We’ve heard Bhutan’s royal airlines Druk Air has only 3 planes… ours was nice enough and plenty spacious, with only 26 passengers choosing from among 126 seats. This was our first indication that Bhutan would provide some relief from the congestion of Kathmandu. The clear views of Cho Oyu, Everest, Lhotse, Makalu, Kangchenjunga foreshadowed cleaner conditions as well. These are five of the six highest peaks in the world, and our route from Kathmandu west to Bhutan’s airport in Paro skimmed across the southern face of them all. We began our descent near the highest unclimbed peak in the world, Bhutan’s Gangkhar Puensum.
Our approach into the narrow Paro Valley offered a fine aerial tour of Bhutanese architecture, which is regulated and uniform: new building exteriors must pay tribute to the Tibetan tradition of Buddhist architecture, with multi-coloured wood frontages, small arched windows, and sloping roofs. The Paro Airport serves as an example. Spacious, beautiful, efficient… we’re going to like the shift from Nepal to Bhutan.
In part because you get what you pay for – in Nepal our hotel cost $25/day… in Bhutan tourists must spend $250/day/person ($1k/day for our family of four)… so Bhutan is a budget buster. We exchange $1US for 67BTN (Bhutanese Ngultrum), and with our modest spending habits that goes a long way, so by policy we must splurge here. Sue has full tour packages arranged.
Our first guide Finn and his driver Karma met us in a new 9-seat Toyota van and whisked us off down the Paro Chuu river road past Dzongs (Bhutanese fortresses), ancient bridges, prayer flags, and stupas… off to the capital city of Thimpu and our inn, which is owned and operated by Finn’s uncle Tshae Won (sp?), aunt and their daughters Druma and TicTen. English is the primary educational language here, and the educated Bhutanese speak it with a neutral American accent… we’re told because they emulate American TV shows (ouch).
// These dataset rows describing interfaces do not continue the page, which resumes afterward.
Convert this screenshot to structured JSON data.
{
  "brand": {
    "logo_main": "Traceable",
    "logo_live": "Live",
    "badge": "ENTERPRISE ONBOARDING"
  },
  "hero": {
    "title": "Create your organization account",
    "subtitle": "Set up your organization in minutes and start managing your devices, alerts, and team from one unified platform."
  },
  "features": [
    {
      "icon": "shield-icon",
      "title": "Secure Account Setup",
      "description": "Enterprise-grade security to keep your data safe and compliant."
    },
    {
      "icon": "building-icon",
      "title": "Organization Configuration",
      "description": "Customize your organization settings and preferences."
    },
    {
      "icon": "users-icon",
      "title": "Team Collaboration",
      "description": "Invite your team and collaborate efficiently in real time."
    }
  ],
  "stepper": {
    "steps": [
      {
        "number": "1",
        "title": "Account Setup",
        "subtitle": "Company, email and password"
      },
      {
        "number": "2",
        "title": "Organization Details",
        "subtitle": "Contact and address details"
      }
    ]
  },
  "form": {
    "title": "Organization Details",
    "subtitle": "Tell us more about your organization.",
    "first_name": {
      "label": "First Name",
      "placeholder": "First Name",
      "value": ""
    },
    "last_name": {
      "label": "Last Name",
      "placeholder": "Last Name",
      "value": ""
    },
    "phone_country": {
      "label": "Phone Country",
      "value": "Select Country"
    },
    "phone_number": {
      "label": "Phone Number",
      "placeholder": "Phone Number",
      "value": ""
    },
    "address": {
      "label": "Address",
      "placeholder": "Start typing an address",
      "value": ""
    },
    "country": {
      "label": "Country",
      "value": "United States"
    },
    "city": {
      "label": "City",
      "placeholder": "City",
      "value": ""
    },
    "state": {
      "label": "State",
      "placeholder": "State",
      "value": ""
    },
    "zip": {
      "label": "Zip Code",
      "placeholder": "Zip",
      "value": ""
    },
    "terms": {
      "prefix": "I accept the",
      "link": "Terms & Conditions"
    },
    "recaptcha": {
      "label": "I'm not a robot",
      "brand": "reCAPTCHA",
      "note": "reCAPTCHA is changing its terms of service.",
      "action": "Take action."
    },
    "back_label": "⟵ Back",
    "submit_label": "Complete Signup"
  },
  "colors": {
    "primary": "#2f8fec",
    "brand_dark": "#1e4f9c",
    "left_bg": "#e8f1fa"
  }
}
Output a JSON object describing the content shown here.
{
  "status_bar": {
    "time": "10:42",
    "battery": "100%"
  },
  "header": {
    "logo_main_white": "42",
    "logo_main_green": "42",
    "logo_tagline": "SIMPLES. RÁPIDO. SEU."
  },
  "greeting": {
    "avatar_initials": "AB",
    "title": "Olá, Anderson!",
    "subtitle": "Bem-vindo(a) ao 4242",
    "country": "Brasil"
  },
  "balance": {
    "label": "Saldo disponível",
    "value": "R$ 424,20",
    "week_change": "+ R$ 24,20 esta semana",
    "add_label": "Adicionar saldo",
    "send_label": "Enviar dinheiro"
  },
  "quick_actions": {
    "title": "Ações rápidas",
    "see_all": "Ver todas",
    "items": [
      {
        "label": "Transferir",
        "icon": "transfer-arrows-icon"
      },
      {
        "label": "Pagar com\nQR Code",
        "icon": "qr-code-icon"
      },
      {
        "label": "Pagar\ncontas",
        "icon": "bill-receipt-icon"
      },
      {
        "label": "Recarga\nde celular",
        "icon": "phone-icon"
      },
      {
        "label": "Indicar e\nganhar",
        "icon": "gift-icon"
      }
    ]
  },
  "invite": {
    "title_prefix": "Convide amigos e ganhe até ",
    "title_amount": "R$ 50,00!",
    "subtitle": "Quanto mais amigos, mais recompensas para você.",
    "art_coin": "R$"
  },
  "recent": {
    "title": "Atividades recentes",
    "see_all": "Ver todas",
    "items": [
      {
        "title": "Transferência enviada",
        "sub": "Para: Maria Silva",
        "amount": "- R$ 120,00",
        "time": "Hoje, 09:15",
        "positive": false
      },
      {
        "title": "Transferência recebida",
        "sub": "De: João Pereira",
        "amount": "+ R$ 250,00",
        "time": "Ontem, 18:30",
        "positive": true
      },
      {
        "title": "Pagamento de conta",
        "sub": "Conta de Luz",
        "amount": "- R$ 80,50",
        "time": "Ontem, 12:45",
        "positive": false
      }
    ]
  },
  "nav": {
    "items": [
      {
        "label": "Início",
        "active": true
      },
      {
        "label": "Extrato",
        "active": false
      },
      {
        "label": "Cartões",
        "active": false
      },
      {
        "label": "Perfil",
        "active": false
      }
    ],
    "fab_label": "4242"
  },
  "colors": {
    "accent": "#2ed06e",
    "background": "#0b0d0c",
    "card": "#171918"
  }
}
We were very pleasantly surprised by our lodgings – a major step up from Nepal – the rooms are large with wood paneling and conveniences we missed in Nepal like suitcase stands, sitting chairs, views, bathroom counters, hot water, armoir, decent wifi etc. Dinner was fantastic – like a six course home cooked meal with high quality traditional Bhutanese food – red rice, chili cheese, boiled chicken, “crows beak” beans, dahl bhat soup… even a bottle of wine. Ben was happy to have meat for the first time since we left the US.